Online social media profiles have become a seamless extension of our real-world personalities. But with broader access to sharing your life and personality via the Internet come implications, including with the criminal justice system.
“To the extent that prospective jurors choose to make information concerning themselves available to the public at large in social media, it would certainly be appropriate to use that information in the jury selection process,” District Attorney Lee Darragh said.
And this spring, the American Bar Association made it formally known it’s within ethical boundaries for lawyers to search a juror’s or potential juror’s public Internet presence, including posts made by the juror before or during a trial.
“I think it is useful,” said Brad Morris, chief public defender for the Northeastern Judicial Circuit.
After all, in everyday life people check on others as a passing whim, while dredging up information for jury selection serves a different purpose.
“It is the time during jury selection that the attorneys try to ascertain, through questions, if jurors have any preconceived biases or prejudgments,” said Gainesville attorney John Breakfield. “It is crucial for both sides that the jurors selected make a decision based on legally presented evidence in court, not outside influences.”
Voir dire, the process of evaluating potential jurors, is French for “to speak the truth,” he said. The practice is sensible for a truth-seeking process that has always beckoned lawyers to parse any other publicly available information.
“Facebook, Twitter and other social media are the public record of modern times, unless certain privacy settings are in place,” Breakfield said.
And depending on settings, certain facts might be unearthed that would otherwise never see the light: Political views, associations, perhaps even a clearly stated viewpoint on a case that has been concealed or overlooked.
For Gainesville attorney Jeffery Talley, that information is especially crucial on cases that been covered in the news.
“When you’re picking a jury, you want to get people on your jury that don’t have biases, and I think that with social media accounts, typically there are a lot expressions of how you feel about that case,” he said.
Talley has one such case right now, in fact. Three day care workers in Clermont arrested in connection with alleged neglect of a burned toddler drew fiery commentary online, mostly negative. The owner, an employee and site director all were charged.
“I have one of the cases of the Clermont day care center staff,” he said. “I know for a fact that there has been a lot of social media stuff, and we would definitely delve into that.”
Privacy arguments are never far away from the dialogue, which Breakfield noted.
“On the other hand, I can see the argument that exploring social media could be too invasive regardless of privacy settings,” he said.
Yet Talley said people are seemingly less concerned about what they put out there. Publicly posting views and opinions is a blasé pastime in the online era.
“With social media, I think overall people are desensitized to a certain degree,” he said. “People put forward views that face-to-face they might not be as forthcoming with.”
And digging up those truths is especially important if people were to deliberatively misrepresent themselves in person.
“It’s pretty funny, you get some people, and I’ve seen quite a few of those, that they’re willing to try to do anything to get on the jury,” Talley said. “Some people want to be on it. They perceive it as a big case, some of these high-publicity cases.

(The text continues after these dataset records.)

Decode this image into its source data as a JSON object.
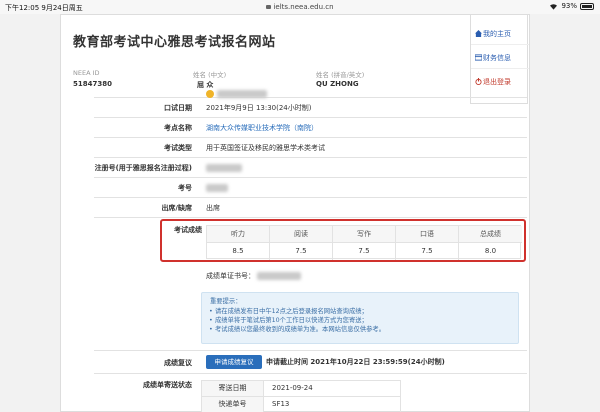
{
  "statusbar": {
    "time": "下午12:05  9月24日周五",
    "url": "ielts.neea.edu.cn",
    "battery": "93%"
  },
  "site": {
    "title": "教育部考试中心雅思考试报名网站"
  },
  "user": {
    "id_label": "NEEA ID",
    "id_value": "51847380",
    "name_cn_label": "姓名 (中文)",
    "name_cn_value": "屈 众",
    "name_py_label": "姓名 (拼音/英文)",
    "name_py_value": "QU ZHONG"
  },
  "side_menu": {
    "home": "我的主页",
    "finance": "财务信息",
    "logout": "退出登录"
  },
  "rows": {
    "oral_date_label": "口试日期",
    "oral_date_value": "2021年9月9日 13:30(24小时制)",
    "venue_label": "考点名称",
    "venue_value": "湖南大众传媒职业技术学院（南院）",
    "exam_type_label": "考试类型",
    "exam_type_value": "用于英国签证及移民的雅思学术类考试",
    "reg_no_label": "注册号(用于雅思报名注册过程)",
    "exam_no_label": "考号",
    "attendance_label": "出席/缺席",
    "attendance_value": "出席",
    "scores_label": "考试成绩"
  },
  "scores": {
    "headers": [
      "听力",
      "阅读",
      "写作",
      "口语",
      "总成绩"
    ],
    "values": [
      "8.5",
      "7.5",
      "7.5",
      "7.5",
      "8.0"
    ]
  },
  "report_no_label": "成绩单证书号：",
  "notice": {
    "title": "重要提示：",
    "items": [
      "请在成绩发布日中午12点之后登录报名网站查询成绩；",
      "成绩单将于笔试后第10个工作日以快递方式为您寄送；",
      "考试成绩以您最终收到的成绩单为准。本网站信息仅供参考。"
    ]
  },
  "review": {
    "label": "成绩复议",
    "button": "申请成绩复议",
    "deadline": "申请截止时间 2021年10月22日 23:59:59(24小时制)"
  },
  "shipping": {
    "label": "成绩单寄送状态",
    "date_key": "寄送日期",
    "date_value": "2021-09-24",
    "tracking_key": "快递单号",
    "tracking_value": "SF13"
  }
}
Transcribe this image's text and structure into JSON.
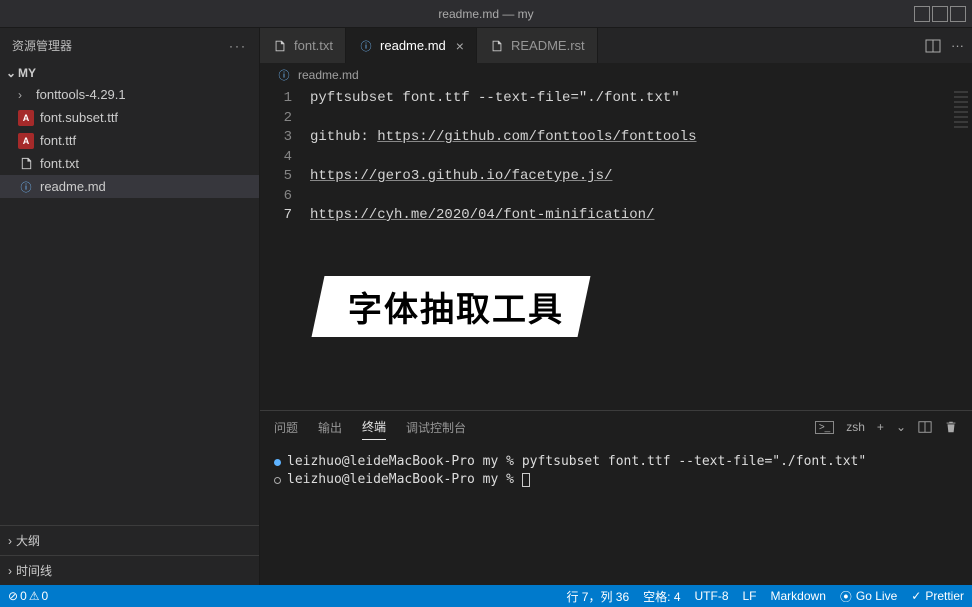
{
  "window": {
    "title": "readme.md — my"
  },
  "sidebar": {
    "title": "资源管理器",
    "root": "MY",
    "items": [
      {
        "label": "fonttools-4.29.1",
        "icon": "folder",
        "chev": "›"
      },
      {
        "label": "font.subset.ttf",
        "icon": "font"
      },
      {
        "label": "font.ttf",
        "icon": "font"
      },
      {
        "label": "font.txt",
        "icon": "txt"
      },
      {
        "label": "readme.md",
        "icon": "info",
        "selected": true
      }
    ],
    "sections": [
      "大纲",
      "时间线"
    ]
  },
  "tabs": [
    {
      "label": "font.txt",
      "icon": "txt"
    },
    {
      "label": "readme.md",
      "icon": "info",
      "active": true,
      "closable": true
    },
    {
      "label": "README.rst",
      "icon": "txt"
    }
  ],
  "breadcrumb": {
    "icon": "info",
    "label": "readme.md"
  },
  "editor": {
    "lines": [
      {
        "n": 1,
        "text": "pyftsubset font.ttf --text-file=\"./font.txt\""
      },
      {
        "n": 2,
        "text": ""
      },
      {
        "n": 3,
        "prefix": "github: ",
        "link": "https://github.com/fonttools/fonttools"
      },
      {
        "n": 4,
        "text": ""
      },
      {
        "n": 5,
        "link": "https://gero3.github.io/facetype.js/"
      },
      {
        "n": 6,
        "text": ""
      },
      {
        "n": 7,
        "link": "https://cyh.me/2020/04/font-minification/",
        "current": true
      }
    ]
  },
  "overlay": "字体抽取工具",
  "panel": {
    "tabs": [
      "问题",
      "输出",
      "终端",
      "调试控制台"
    ],
    "active": 2,
    "shell": "zsh",
    "terminal": {
      "prompt": "leizhuo@leideMacBook-Pro my %",
      "command": "pyftsubset font.ttf --text-file=\"./font.txt\""
    }
  },
  "status": {
    "errors": "0",
    "warnings": "0",
    "cursor": "行 7，列 36",
    "spaces": "空格: 4",
    "encoding": "UTF-8",
    "eol": "LF",
    "lang": "Markdown",
    "golive": "Go Live",
    "prettier": "Prettier"
  }
}
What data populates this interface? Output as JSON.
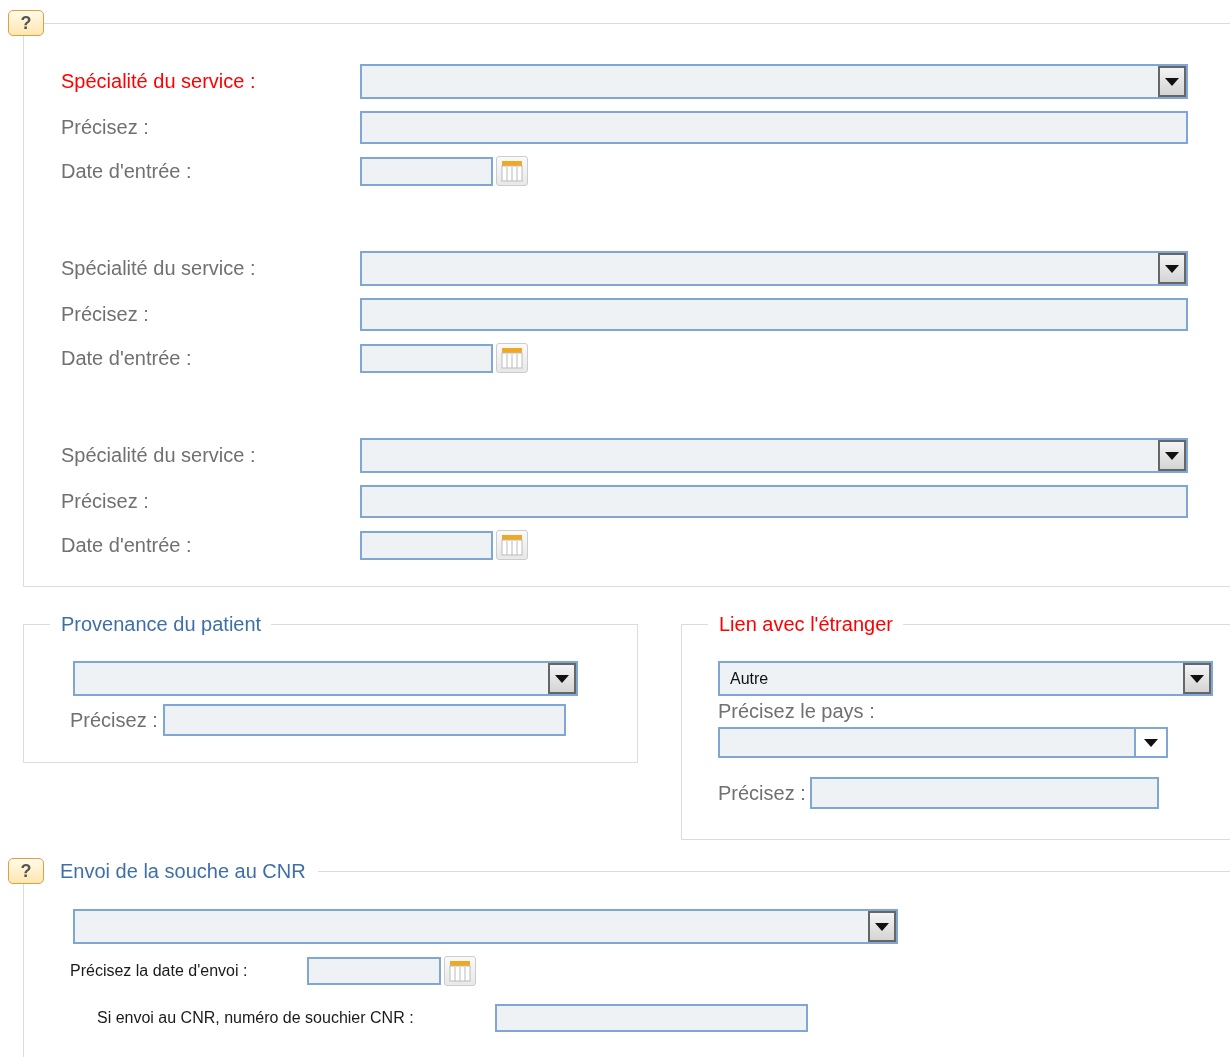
{
  "services": {
    "help": "?",
    "groups": [
      {
        "specialty_label": "Spécialité du service :",
        "required": true,
        "precisez_label": "Précisez :",
        "date_label": "Date d'entrée :"
      },
      {
        "specialty_label": "Spécialité du service :",
        "required": false,
        "precisez_label": "Précisez :",
        "date_label": "Date d'entrée :"
      },
      {
        "specialty_label": "Spécialité du service :",
        "required": false,
        "precisez_label": "Précisez :",
        "date_label": "Date d'entrée :"
      }
    ]
  },
  "provenance": {
    "legend": "Provenance du patient",
    "required": false,
    "precisez_label": "Précisez :"
  },
  "lien": {
    "legend": "Lien avec l'étranger",
    "required": true,
    "value": "Autre",
    "pays_label": "Précisez le pays :",
    "precisez_label": "Précisez :"
  },
  "envoi": {
    "help": "?",
    "legend": "Envoi de la souche au CNR",
    "date_label": "Précisez la date d'envoi :",
    "cnr_label": "Si envoi au CNR, numéro de souchier CNR :"
  }
}
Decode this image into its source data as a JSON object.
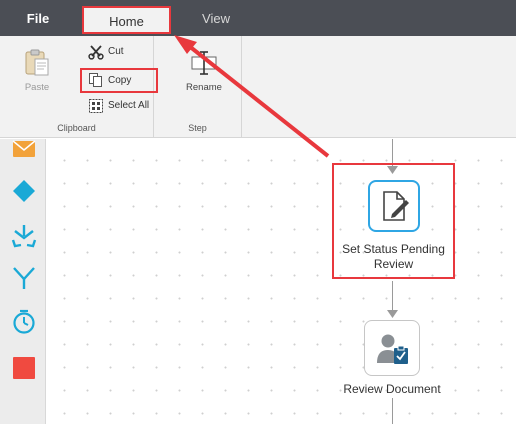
{
  "tabs": {
    "file": "File",
    "home": "Home",
    "view": "View"
  },
  "ribbon": {
    "clipboard": {
      "label": "Clipboard",
      "paste": "Paste",
      "cut": "Cut",
      "copy": "Copy",
      "select_all": "Select All"
    },
    "step": {
      "label": "Step",
      "rename": "Rename"
    }
  },
  "palette": {
    "items": [
      "envelope-icon",
      "diamond-icon",
      "split-icon",
      "merge-icon",
      "timer-icon",
      "stop-icon"
    ]
  },
  "workflow": {
    "node1_label_line1": "Set Status Pending",
    "node1_label_line2": "Review",
    "node2_label": "Review Document"
  },
  "colors": {
    "tabbar": "#4b4e55",
    "ribbon": "#f2f2f2",
    "highlight": "#e8383d",
    "accent": "#2fa6e4",
    "palette_icon": "#1aa9d6",
    "envelope": "#f2a23a",
    "stop": "#f04a40"
  }
}
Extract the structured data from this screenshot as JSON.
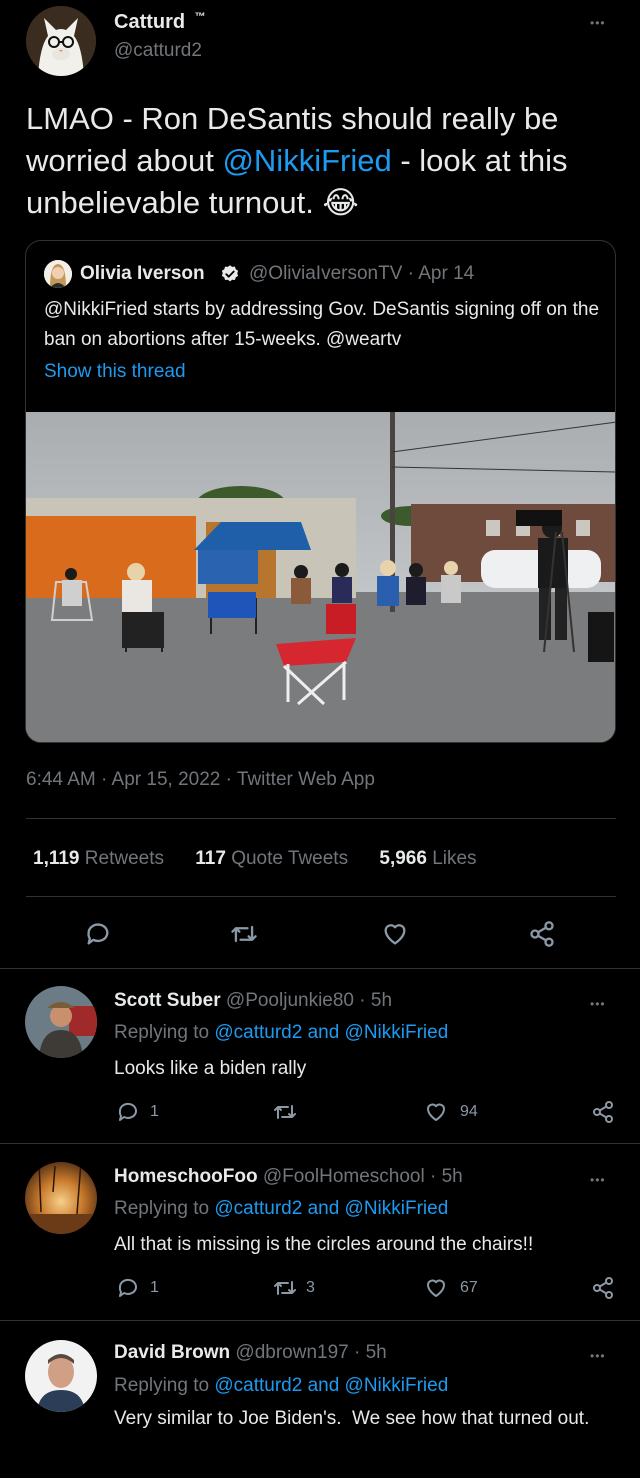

They want to get the answer ‘right.’
“The bottom line is people are put in a situation where they’ll tell you their true views and feelings, as I think people do on these social media networks.”
Facebook is a record so ubiquitous, that be it a friend or police investigators, most expect salient social insight in seconds. Online directories of the community also make it easy to draw potential connections between jurors and defendants.
“What if a criminal defendant was good friends with a juror? Exploring Facebook may inform the prosecutor of a juror’s personal and potentially biased connection,” Breakfield said.
But he said there are obvious ethical limits.
“Actually contacting a juror on social media or using false pretenses to get around privacy settings would land the lawyer in serious trouble with the trial judge and the state Bar,” he said.
Likewise, all that information might tempt a juror during trial. But it’s strictly off-limits, as the trial judge routinely reminds them, Breakfield said.
“If a juror were to research the case on Facebook or any other means, that juror would be in hot water with the judge for researching the case,” he said. “A juror must base their decision on the evidence presented in court not through press coverage, rumor or online research.”
At the end of the day, guidelines and common practices aside, the judge runs the courtroom, Talley said, and can limit what goes on during voir dire, within reason. And like all things in life, the information abundance must be weighed against the scarcity of time.
“By the time the jury pool is reduced down to those participating in voir dire, the proceedings are going so fast that it is probably not practical to search Facebook with a waiting judge and a courtroom full of potential jurors,” Breakfield said.